“We embrace all those who are working to bring Palestinian Arabs and Israeli Jews to build institutions upon which peace and coexistence depend. We are especially heartened by the ways in which environmental concerns unite the two communities. Israel was founded as a Jewish state that promises, in the words of its founding document, to “ensure complete equality of social and political rights to all its inhabitants irrespective of religion, race or sex.” This principle balances the right of the Jewish people to a homeland with the rights of all others for whom the State of Israel is also their home. We are saddened that there does not appear to be political momentum toward a renewal of negotiations.
We understand that divestment, designed to force Israel’s hand, might appear to be a legitimate, non-violent way for Christians to make their voices heard. However, divestment only hurts efforts to foster economic cooperation between Israelis and Palestinians – something both parties and the international community know is essential for peace. Furthermore, whether intentional or not, a divestment resolution would provide support to the international BDS movement – a movement which claims to seek peace but leaves no room for a Jewish state of Israel alongside a future Palestinian state.”

This season of Yom Ha-atzmeut, Israel Independence Day, is a time to affirm and celebrate Israel’s existence and to further our understanding of threats to Israel, Israel’s complex challenges and Israel’s ongoing efforts for peace and social justice.  Please join us for these upcoming Israel Conversations at Rodeph Shalom:

panel about the Settlements with two young Israelis, on May 17; and

speaker about co-existence,  on June 8; and

at the Trip Info session, on June 8, learn about our upcoming trip to Israel this fall, which will offer a deeper look into Israel’s social justice needs and work.
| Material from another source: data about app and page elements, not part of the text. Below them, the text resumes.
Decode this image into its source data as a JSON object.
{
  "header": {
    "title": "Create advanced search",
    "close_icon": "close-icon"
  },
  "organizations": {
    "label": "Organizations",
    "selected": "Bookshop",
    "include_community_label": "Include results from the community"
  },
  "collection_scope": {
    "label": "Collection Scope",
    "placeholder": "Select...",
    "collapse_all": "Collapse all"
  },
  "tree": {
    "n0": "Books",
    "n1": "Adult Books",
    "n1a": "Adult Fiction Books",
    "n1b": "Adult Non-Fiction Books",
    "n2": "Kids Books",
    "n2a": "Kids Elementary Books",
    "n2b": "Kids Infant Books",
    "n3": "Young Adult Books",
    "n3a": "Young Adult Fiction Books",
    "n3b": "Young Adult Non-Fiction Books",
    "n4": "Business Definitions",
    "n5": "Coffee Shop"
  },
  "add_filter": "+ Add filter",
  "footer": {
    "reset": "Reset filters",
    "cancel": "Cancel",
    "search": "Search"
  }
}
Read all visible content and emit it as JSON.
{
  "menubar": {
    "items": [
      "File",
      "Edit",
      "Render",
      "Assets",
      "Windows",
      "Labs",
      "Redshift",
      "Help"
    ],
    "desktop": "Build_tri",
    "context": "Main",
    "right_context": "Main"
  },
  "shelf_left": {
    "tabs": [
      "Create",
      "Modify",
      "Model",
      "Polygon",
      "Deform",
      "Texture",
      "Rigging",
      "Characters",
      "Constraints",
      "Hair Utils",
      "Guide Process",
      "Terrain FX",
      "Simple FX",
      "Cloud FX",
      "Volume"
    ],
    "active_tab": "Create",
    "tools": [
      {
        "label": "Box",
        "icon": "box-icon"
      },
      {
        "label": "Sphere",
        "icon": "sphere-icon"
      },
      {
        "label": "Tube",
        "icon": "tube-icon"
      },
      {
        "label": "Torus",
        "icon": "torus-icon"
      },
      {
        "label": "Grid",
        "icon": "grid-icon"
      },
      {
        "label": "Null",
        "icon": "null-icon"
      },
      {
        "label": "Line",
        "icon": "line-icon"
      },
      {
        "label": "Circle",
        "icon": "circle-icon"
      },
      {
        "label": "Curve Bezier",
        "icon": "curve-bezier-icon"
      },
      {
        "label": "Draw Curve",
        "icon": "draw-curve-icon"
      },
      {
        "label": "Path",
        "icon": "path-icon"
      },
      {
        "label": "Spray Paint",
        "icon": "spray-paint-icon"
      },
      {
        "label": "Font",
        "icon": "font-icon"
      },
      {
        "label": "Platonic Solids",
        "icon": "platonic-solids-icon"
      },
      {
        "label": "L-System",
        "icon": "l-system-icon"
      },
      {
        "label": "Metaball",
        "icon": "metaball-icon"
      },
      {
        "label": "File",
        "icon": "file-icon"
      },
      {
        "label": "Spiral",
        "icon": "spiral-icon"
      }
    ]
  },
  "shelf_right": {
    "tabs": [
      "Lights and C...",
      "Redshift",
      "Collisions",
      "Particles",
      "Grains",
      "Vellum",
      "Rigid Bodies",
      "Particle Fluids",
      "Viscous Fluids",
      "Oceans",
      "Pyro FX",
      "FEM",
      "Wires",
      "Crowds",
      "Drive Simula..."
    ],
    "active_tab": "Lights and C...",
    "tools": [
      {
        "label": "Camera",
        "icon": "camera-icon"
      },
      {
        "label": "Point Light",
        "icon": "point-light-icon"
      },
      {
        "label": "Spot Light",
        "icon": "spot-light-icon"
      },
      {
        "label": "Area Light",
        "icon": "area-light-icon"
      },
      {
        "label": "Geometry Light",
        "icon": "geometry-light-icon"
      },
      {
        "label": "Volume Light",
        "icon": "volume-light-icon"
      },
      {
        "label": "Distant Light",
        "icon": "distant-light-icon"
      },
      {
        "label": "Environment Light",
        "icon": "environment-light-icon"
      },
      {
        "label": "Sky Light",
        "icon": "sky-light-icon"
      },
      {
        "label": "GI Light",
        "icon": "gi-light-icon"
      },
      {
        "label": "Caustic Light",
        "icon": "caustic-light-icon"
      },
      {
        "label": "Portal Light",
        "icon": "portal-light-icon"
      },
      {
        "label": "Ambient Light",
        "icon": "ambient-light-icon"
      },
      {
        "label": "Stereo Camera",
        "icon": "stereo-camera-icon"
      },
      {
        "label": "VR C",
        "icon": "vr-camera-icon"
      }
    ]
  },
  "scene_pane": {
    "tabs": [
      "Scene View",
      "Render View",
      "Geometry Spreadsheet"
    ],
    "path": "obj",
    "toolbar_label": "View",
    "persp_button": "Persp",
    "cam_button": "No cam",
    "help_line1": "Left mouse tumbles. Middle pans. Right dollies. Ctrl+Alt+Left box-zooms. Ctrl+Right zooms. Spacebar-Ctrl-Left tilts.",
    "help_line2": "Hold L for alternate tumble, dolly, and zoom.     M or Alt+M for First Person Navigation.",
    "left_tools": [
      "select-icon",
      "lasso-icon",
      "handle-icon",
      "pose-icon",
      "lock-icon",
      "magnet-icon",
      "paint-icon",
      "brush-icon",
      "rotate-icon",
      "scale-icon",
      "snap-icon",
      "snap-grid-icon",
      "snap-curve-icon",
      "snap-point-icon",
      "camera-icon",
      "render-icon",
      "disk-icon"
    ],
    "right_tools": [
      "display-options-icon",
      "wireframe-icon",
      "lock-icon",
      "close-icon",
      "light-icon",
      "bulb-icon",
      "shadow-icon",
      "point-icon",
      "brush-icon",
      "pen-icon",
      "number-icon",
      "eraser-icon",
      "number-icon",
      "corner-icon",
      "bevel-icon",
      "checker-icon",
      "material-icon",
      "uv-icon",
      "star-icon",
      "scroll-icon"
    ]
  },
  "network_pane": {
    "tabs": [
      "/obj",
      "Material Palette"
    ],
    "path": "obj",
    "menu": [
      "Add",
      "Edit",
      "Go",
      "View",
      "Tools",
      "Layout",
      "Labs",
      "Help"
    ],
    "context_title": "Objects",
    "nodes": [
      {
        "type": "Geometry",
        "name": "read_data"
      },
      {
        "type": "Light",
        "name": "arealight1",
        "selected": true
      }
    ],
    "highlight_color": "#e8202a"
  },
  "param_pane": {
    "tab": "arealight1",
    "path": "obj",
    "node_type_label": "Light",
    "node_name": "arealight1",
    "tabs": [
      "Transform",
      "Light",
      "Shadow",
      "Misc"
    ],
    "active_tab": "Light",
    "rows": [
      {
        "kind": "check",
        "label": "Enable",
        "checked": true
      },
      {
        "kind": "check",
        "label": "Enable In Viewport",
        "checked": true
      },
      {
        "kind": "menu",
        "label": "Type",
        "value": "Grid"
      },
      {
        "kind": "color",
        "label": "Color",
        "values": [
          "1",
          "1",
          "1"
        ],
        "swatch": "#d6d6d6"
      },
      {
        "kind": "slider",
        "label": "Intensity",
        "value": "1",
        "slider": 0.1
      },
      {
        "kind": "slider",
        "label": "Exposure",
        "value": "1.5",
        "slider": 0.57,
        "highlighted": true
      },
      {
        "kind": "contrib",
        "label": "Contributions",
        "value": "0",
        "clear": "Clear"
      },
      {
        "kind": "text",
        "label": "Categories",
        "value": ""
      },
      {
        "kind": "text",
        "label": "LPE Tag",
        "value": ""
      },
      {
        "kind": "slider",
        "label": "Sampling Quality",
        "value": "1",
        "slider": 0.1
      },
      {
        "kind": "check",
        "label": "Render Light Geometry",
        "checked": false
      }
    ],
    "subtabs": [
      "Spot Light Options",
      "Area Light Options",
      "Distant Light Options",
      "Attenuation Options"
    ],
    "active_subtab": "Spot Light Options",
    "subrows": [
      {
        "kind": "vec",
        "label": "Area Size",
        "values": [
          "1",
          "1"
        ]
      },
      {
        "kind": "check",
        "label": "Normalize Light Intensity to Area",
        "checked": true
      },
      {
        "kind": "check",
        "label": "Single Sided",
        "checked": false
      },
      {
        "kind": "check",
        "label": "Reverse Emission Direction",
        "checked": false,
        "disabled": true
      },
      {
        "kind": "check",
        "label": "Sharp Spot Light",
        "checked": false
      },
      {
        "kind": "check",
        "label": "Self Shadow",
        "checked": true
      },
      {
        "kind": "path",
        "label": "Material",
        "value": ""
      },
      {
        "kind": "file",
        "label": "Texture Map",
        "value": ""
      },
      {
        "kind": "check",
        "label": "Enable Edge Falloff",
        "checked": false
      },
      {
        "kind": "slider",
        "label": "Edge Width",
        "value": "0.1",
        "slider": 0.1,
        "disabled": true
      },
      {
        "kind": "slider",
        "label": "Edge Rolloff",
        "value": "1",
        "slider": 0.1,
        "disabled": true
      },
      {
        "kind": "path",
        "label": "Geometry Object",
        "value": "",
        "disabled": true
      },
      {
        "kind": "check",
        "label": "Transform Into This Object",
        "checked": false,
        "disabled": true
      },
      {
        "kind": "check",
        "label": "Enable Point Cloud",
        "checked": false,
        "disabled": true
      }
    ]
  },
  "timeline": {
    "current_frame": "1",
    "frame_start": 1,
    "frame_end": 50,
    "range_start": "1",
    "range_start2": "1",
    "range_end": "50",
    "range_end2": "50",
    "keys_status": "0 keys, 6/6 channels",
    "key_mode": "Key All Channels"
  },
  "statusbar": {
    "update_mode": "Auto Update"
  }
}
With love for Israel and dedication to Israel’s future, let us be inspired: to love your neighbor as yourself.  And to be loving to your fellow person, as to one, who is just like you..